[Extracted data entries]

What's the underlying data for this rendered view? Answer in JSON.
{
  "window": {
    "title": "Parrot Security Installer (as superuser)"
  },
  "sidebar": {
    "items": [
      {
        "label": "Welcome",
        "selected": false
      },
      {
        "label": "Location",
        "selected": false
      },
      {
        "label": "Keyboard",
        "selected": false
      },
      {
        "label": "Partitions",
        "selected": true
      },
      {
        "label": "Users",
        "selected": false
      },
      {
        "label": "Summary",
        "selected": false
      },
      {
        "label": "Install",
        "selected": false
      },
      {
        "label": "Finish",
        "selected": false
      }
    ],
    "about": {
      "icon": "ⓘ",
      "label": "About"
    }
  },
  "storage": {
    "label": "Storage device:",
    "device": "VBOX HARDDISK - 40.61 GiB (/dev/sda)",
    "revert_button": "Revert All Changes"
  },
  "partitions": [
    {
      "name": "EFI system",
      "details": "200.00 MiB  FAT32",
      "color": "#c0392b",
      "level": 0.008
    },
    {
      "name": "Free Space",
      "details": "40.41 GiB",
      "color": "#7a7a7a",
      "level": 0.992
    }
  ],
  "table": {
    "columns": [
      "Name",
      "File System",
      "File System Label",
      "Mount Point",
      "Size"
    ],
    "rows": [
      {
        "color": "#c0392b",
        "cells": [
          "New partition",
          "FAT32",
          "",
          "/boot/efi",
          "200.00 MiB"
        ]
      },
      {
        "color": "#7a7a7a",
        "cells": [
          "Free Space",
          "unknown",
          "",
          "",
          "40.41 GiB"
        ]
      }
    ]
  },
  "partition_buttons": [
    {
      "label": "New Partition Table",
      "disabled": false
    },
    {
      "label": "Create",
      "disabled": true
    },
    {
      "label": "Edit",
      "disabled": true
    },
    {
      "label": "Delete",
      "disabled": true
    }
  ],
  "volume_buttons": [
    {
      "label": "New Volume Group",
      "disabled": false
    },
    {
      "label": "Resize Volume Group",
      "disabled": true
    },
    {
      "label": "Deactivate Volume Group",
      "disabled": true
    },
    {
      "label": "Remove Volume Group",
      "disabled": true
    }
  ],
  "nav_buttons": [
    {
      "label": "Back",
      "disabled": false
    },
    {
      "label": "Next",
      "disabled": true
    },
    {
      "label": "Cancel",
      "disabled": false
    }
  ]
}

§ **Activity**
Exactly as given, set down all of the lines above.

§ **Task output**
What's the underlying data for this rendered view? Answer in JSON.
{
  "window": {
    "title": "Parrot Security Installer (as superuser)"
  },
  "sidebar": {
    "items": [
      {
        "label": "Welcome",
        "selected": false
      },
      {
        "label": "Location",
        "selected": false
      },
      {
        "label": "Keyboard",
        "selected": false
      },
      {
        "label": "Partitions",
        "selected": true
      },
      {
        "label": "Users",
        "selected": false
      },
      {
        "label": "Summary",
        "selected": false
      },
      {
        "label": "Install",
        "selected": false
      },
      {
        "label": "Finish",
        "selected": false
      }
    ],
    "about": {
      "icon": "ⓘ",
      "label": "About"
    }
  },
  "storage": {
    "label": "Storage device:",
    "device": "VBOX HARDDISK - 40.61 GiB (/dev/sda)",
    "revert_button": "Revert All Changes"
  },
  "partitions": [
    {
      "name": "EFI system",
      "details": "200.00 MiB  FAT32",
      "color": "#c0392b",
      "level": 0.008
    },
    {
      "name": "Free Space",
      "details": "40.41 GiB",
      "color": "#7a7a7a",
      "level": 0.992
    }
  ],
  "table": {
    "columns": [
      "Name",
      "File System",
      "File System Label",
      "Mount Point",
      "Size"
    ],
    "rows": [
      {
        "color": "#c0392b",
        "cells": [
          "New partition",
          "FAT32",
          "",
          "/boot/efi",
          "200.00 MiB"
        ]
      },
      {
        "color": "#7a7a7a",
        "cells": [
          "Free Space",
          "unknown",
          "",
          "",
          "40.41 GiB"
        ]
      }
    ]
  },
  "partition_buttons": [
    {
      "label": "New Partition Table",
      "disabled": false
    },
    {
      "label": "Create",
      "disabled": true
    },
    {
      "label": "Edit",
      "disabled": true
    },
    {
      "label": "Delete",
      "disabled": true
    }
  ],
  "volume_buttons": [
    {
      "label": "New Volume Group",
      "disabled": false
    },
    {
      "label": "Resize Volume Group",
      "disabled": true
    },
    {
      "label": "Deactivate Volume Group",
      "disabled": true
    },
    {
      "label": "Remove Volume Group",
      "disabled": true
    }
  ],
  "nav_buttons": [
    {
      "label": "Back",
      "disabled": false
    },
    {
      "label": "Next",
      "disabled": true
    },
    {
      "label": "Cancel",
      "disabled": false
    }
  ]
}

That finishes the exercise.